## Entries supplied
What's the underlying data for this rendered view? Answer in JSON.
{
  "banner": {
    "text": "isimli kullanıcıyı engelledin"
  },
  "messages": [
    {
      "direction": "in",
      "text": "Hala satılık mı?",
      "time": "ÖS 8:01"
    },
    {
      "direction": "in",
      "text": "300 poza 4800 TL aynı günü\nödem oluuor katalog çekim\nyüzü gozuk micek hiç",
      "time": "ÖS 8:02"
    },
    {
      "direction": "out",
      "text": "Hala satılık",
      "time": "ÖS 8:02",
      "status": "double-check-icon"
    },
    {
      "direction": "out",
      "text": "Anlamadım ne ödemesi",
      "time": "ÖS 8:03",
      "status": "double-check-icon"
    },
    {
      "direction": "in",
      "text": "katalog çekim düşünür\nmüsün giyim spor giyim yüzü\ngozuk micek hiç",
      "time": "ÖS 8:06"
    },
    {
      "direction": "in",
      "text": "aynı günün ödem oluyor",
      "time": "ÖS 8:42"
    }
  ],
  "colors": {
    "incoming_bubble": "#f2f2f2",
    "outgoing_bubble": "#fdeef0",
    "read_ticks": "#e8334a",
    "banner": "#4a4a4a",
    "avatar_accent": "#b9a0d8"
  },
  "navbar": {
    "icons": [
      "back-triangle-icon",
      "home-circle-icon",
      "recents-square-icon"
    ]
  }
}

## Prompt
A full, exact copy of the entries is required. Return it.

## Task response
What's the underlying data for this rendered view? Answer in JSON.
{
  "banner": {
    "text": "isimli kullanıcıyı engelledin"
  },
  "messages": [
    {
      "direction": "in",
      "text": "Hala satılık mı?",
      "time": "ÖS 8:01"
    },
    {
      "direction": "in",
      "text": "300 poza 4800 TL aynı günü\nödem oluuor katalog çekim\nyüzü gozuk micek hiç",
      "time": "ÖS 8:02"
    },
    {
      "direction": "out",
      "text": "Hala satılık",
      "time": "ÖS 8:02",
      "status": "double-check-icon"
    },
    {
      "direction": "out",
      "text": "Anlamadım ne ödemesi",
      "time": "ÖS 8:03",
      "status": "double-check-icon"
    },
    {
      "direction": "in",
      "text": "katalog çekim düşünür\nmüsün giyim spor giyim yüzü\ngozuk micek hiç",
      "time": "ÖS 8:06"
    },
    {
      "direction": "in",
      "text": "aynı günün ödem oluyor",
      "time": "ÖS 8:42"
    }
  ],
  "colors": {
    "incoming_bubble": "#f2f2f2",
    "outgoing_bubble": "#fdeef0",
    "read_ticks": "#e8334a",
    "banner": "#4a4a4a",
    "avatar_accent": "#b9a0d8"
  },
  "navbar": {
    "icons": [
      "back-triangle-icon",
      "home-circle-icon",
      "recents-square-icon"
    ]
  }
}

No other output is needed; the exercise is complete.